4 matches were found
- Tuesday, November 23, 1999 #2996
What is the current average cost per thousand that advertisters are paying for national network radio or nationally syndicated radio buys?
- The Media Guru Answers(Sunday, November 28, 1999 ):
Questions like this need to be much more specific to get useful answers.
For example, this week, the Guru has seen such buys delivering in the $1.40 to $2.10 CPM range for Adults 18+, using some very, very specifically targeted networks and syndicated national radio media on a short schedule with short lead times. Other demographics, other sizes of buys, other timings and other programming types may vary greatly.
- Thursday, August 19, 1999 #2728
Can you tell me of a source where I can get broad, general cost and audience estimates for the major media forms? As an example, the average cost for a network TV 30-second unit by daypart and the average audience it might be expected to generate for each . . . similar cost estimate for a network radio 60-second unit by daypart . . . etc.? I guess what I'm looking for is sort of a broad strokes "cheat-sheet" on the major media forms. Thanks.
- The Media Guru Answers(Thursday, August 19, 1999 ):
A great deal of this data can be found here in AMIC's Ad Data area.
- Monday, June 29, 1998 #1929
We are producing a 90-second radio vignette for our client.
It will include :30 for their commercial and :60 of new

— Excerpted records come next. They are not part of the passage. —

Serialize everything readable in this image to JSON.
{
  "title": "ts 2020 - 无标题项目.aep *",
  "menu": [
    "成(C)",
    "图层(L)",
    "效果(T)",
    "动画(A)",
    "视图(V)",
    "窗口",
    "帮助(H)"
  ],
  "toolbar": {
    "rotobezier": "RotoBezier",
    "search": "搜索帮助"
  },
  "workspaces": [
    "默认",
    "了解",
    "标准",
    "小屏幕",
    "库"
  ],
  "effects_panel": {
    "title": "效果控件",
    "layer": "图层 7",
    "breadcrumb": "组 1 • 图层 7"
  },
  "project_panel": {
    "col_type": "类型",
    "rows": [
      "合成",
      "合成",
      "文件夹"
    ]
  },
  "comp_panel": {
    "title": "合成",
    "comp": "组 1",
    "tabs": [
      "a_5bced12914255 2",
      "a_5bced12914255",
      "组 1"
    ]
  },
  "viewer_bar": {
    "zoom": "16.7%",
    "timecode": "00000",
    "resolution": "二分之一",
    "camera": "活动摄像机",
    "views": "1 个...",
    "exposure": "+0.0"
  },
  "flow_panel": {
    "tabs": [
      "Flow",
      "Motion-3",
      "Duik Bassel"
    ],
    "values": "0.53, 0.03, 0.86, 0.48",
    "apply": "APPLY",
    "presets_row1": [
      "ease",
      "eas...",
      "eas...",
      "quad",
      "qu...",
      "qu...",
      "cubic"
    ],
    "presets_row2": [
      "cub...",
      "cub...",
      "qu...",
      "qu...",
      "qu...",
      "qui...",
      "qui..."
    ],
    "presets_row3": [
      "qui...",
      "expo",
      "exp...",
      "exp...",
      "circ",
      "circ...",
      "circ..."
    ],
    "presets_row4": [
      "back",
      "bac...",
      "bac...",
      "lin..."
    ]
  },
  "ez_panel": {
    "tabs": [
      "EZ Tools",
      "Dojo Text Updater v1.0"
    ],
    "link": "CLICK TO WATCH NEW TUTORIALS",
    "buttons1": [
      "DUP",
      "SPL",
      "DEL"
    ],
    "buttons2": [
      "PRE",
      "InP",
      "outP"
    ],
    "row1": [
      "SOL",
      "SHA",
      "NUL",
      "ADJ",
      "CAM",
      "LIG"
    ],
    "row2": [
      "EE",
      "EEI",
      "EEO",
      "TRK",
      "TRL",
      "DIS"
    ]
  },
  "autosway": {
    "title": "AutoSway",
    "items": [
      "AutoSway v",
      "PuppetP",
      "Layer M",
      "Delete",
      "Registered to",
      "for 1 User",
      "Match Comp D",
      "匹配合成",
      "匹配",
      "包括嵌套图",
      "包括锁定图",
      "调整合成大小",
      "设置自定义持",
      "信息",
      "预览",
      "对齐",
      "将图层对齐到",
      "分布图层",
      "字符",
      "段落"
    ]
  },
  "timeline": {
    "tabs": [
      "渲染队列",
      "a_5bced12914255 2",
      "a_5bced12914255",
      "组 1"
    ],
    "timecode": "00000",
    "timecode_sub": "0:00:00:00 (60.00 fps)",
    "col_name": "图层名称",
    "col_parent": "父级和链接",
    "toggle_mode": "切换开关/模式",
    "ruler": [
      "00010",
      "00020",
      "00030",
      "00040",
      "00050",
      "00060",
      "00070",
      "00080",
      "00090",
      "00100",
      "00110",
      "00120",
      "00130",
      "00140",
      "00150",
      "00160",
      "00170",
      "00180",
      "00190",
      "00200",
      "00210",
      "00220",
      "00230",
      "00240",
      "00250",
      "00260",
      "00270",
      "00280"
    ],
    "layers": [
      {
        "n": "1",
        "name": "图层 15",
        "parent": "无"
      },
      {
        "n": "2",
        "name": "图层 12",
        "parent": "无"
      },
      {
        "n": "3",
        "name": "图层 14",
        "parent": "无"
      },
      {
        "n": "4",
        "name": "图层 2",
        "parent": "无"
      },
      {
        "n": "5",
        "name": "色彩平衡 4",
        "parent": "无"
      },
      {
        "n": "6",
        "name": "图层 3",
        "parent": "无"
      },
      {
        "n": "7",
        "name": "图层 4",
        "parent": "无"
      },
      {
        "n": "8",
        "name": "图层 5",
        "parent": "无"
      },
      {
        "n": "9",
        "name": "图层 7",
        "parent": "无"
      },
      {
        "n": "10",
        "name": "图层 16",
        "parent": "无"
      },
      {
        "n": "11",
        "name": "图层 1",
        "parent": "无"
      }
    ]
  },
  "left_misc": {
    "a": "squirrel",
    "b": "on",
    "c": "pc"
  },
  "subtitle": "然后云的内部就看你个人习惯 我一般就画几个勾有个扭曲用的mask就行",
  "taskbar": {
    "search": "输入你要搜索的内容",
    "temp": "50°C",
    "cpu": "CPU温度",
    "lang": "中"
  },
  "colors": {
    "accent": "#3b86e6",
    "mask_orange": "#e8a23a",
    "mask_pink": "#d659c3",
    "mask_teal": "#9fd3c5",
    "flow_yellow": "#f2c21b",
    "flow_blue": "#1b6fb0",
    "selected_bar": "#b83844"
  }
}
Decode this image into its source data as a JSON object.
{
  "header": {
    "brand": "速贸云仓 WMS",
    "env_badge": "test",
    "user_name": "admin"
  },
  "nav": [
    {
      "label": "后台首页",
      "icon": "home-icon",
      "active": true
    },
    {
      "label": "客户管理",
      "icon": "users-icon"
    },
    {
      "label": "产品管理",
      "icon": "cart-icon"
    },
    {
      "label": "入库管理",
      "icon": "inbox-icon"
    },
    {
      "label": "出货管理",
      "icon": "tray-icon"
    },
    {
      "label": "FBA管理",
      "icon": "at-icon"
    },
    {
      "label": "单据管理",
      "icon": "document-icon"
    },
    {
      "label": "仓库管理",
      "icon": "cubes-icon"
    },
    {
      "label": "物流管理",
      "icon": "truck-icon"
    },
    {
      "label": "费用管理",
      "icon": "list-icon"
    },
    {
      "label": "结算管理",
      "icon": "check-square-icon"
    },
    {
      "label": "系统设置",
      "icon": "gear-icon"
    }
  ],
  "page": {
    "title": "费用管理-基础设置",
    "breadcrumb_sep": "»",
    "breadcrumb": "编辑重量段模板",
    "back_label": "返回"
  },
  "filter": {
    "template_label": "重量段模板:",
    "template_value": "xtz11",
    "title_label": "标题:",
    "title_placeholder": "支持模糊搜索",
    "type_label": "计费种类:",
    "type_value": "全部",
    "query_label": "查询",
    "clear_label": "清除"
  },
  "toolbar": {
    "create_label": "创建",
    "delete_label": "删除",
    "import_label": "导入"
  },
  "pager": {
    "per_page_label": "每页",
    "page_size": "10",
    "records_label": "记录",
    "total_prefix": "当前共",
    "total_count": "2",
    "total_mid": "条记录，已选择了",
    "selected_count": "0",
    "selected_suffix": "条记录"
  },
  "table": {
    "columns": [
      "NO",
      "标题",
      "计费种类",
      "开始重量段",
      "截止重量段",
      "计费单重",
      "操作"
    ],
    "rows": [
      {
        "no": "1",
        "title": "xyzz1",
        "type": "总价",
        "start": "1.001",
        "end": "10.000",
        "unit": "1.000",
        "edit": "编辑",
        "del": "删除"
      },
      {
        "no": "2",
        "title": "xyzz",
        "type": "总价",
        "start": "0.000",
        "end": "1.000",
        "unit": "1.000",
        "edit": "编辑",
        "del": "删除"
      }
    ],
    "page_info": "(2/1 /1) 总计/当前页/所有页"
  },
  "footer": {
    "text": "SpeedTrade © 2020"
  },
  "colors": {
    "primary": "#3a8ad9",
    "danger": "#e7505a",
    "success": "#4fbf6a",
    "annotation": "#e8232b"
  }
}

entertaining content that relates to thier product.
When scheduling this vignette to air on network radio
once each day for 26 or 52 weeks, is it better to get
a fixed time or an ROS type schedule?
Thanks for your help!
- The Media Guru Answers(Monday, June 29, 1998 ):
There are pros and cons to either. An ROS schedule should cost less per spot and per GRP. It should also develop better reach.
A fixed time lets you pick your environment, but you may not have any particular prefernces, so that can be an illusory advantage. Over the course of an ROS schedule, ROS should get the network's average rating as the
schedule's average rating, or a better one if that's what you negotiate. Picking fixed positions will not likely give any advantage over that.
The greatest remaining benefit of fixed positions is being able to tell the client to listen for his spot at a specific time. However, even with an ROS schedule, the network should be able to give you a scheduled times a day or two before they air.
- Friday, May 29, 1998 #1616
I really appreciate this section of your web site. It is
a great idea!
I deal with network radio. We produce 2-minute radio
vignettes for advertisers. Each vignette includes sixty-
seconds of entertaining new content that relates to the
advertiser's product and sixty-seconds for their commercial.
The content of each feature is designed to help to sell
When trying to determine the CPP for a 2-minute vignette
like ours, would you consider the vignette to be a 2-minute
commercial (two :60s) or would you consider each vignette
to only contain one sixty-second commercial?
- The Media Guru Answers(Tuesday, June 02, 1998 ):
CPP is a simple calculation. Divide cost by rating. Length is not a factor. Sometimes buyers will create a special cpm adjustment based on length to compare different units.
If your content is a message about the specific product, you could count the whole 120 seconds. This makes no difference, except in the buyer's special case, mentioned above. Or, you can treat it as two :60's, which does make a difference, because the cost is then divided between the two commercials.
If, on the other hand, it is just related content, such as the history of shoe shines, to accompany a shoe polish commercial, then it is just a supportive environment, and not typically counted as a commercial message.